Excerpts from an interface dataset:
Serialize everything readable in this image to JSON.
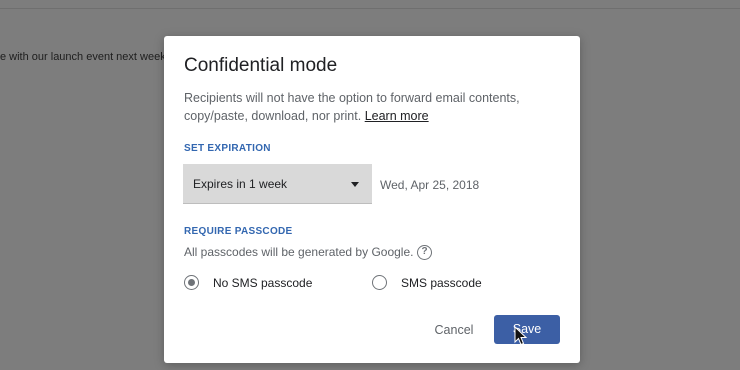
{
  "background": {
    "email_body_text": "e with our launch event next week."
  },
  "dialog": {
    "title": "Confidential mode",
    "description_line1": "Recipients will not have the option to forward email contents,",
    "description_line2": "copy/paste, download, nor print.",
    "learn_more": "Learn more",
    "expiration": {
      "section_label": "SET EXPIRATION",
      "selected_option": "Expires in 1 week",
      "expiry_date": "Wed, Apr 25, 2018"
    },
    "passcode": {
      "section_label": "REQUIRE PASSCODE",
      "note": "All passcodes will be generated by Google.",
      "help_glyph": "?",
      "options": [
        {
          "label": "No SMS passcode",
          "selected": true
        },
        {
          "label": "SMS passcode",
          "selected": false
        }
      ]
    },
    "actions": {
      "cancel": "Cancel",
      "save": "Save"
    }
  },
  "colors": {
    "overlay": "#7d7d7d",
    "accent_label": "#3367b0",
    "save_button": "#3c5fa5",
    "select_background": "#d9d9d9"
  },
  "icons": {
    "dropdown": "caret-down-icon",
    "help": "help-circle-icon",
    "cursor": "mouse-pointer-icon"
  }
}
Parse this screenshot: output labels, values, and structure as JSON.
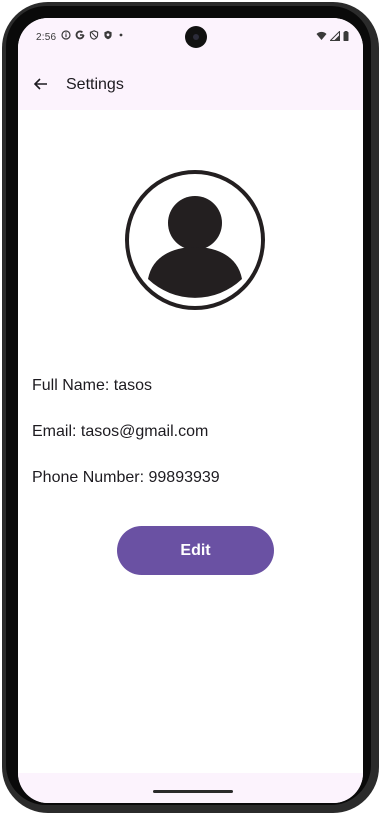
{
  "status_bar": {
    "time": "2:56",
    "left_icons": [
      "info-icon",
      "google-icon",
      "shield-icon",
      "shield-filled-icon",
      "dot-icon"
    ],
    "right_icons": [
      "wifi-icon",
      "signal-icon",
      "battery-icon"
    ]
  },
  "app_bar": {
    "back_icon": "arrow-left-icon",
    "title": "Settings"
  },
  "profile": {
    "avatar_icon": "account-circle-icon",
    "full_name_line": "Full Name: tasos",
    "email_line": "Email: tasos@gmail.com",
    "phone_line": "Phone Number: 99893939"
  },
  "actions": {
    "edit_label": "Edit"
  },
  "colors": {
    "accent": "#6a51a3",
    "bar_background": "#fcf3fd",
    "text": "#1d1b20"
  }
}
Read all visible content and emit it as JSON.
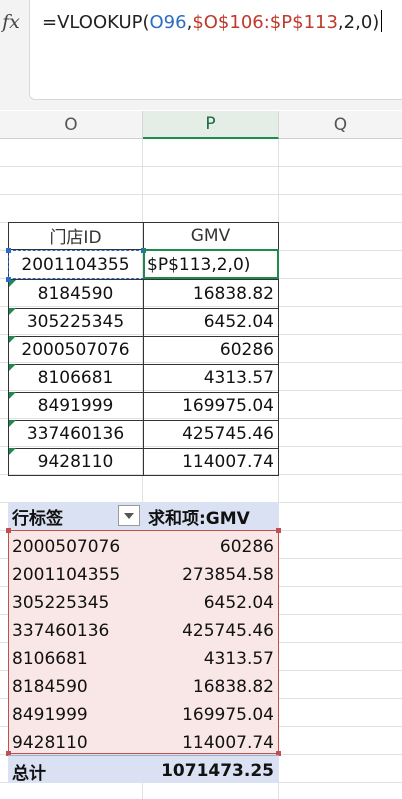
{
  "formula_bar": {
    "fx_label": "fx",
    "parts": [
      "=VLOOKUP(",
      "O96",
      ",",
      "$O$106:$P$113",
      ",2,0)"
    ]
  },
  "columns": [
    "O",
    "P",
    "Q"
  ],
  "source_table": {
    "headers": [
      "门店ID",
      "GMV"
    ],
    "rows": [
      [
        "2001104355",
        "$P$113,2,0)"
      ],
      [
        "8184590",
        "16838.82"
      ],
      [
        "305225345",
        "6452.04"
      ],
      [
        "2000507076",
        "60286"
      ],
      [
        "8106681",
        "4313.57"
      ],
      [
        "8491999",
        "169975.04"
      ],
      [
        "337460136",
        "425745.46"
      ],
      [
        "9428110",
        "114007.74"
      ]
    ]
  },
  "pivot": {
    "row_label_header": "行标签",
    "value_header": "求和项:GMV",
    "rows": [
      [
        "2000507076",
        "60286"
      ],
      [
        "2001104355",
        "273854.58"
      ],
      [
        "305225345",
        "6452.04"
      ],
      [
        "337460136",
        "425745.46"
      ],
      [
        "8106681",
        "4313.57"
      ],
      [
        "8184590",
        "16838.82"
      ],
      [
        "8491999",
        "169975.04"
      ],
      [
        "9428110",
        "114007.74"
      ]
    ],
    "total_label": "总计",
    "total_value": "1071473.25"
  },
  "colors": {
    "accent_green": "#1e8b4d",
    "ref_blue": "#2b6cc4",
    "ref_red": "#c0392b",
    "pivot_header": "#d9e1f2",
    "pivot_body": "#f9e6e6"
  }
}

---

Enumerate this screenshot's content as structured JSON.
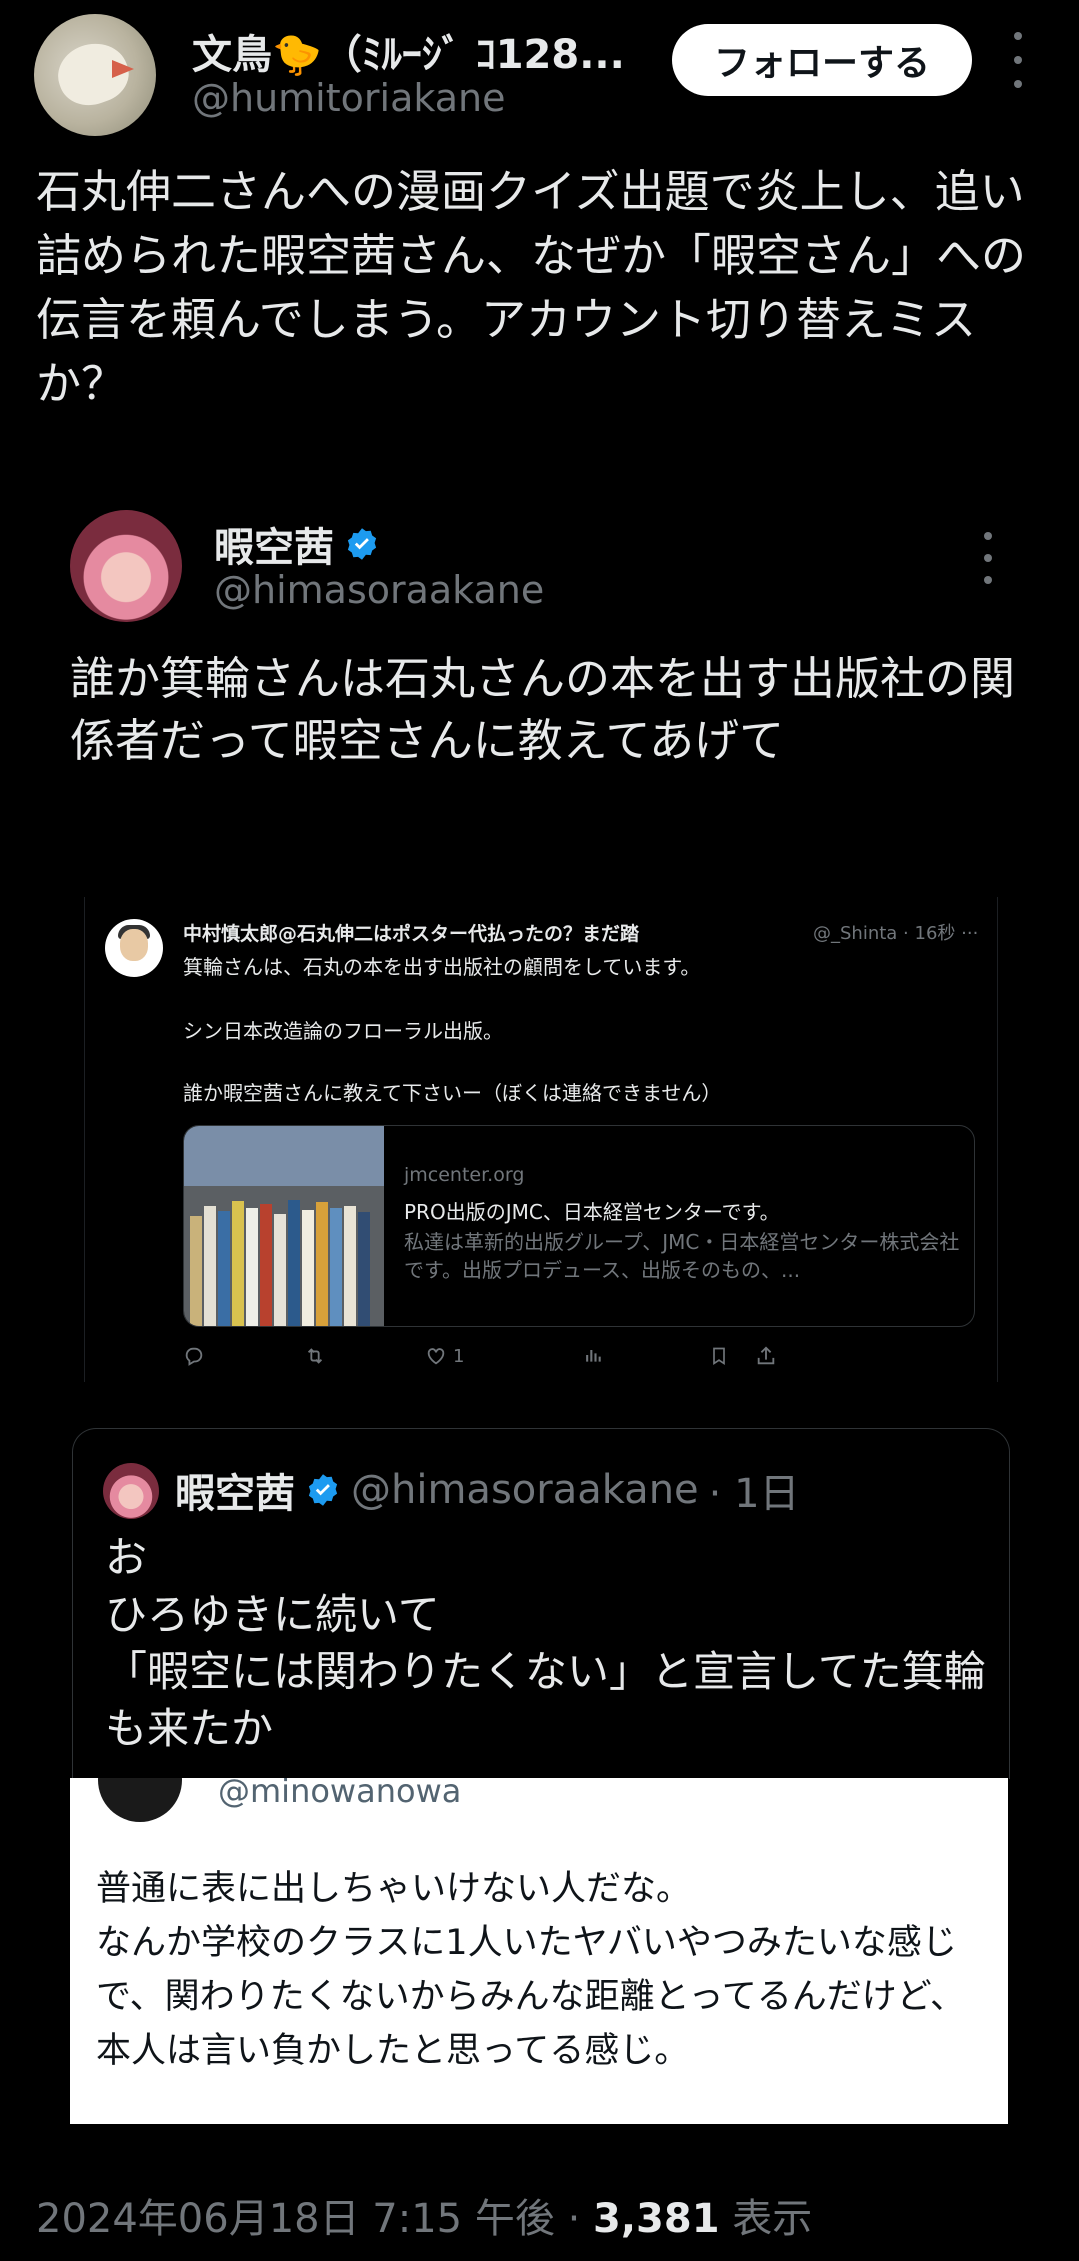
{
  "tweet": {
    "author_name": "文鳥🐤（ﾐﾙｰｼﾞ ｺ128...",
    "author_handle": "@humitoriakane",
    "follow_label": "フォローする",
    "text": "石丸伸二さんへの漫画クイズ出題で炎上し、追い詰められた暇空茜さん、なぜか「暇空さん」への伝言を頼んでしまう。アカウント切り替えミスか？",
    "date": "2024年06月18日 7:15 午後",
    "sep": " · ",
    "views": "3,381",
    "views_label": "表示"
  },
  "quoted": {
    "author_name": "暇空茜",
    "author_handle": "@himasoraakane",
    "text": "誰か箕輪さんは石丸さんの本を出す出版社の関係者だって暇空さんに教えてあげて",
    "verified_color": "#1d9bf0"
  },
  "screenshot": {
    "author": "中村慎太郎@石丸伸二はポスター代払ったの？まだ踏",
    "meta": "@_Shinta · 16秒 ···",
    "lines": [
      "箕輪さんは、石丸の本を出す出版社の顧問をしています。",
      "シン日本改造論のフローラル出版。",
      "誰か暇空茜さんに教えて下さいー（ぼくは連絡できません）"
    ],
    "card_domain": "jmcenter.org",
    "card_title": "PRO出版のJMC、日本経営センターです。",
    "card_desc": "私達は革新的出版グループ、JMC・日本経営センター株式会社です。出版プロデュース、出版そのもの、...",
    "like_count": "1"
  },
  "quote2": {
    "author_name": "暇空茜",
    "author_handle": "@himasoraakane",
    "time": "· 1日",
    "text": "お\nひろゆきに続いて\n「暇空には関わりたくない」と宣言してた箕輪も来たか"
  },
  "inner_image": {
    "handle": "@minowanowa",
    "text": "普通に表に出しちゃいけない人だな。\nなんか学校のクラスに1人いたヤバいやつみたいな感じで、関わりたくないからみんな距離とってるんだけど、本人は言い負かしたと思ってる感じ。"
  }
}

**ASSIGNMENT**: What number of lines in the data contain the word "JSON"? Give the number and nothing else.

**FINISHED TASK**: 4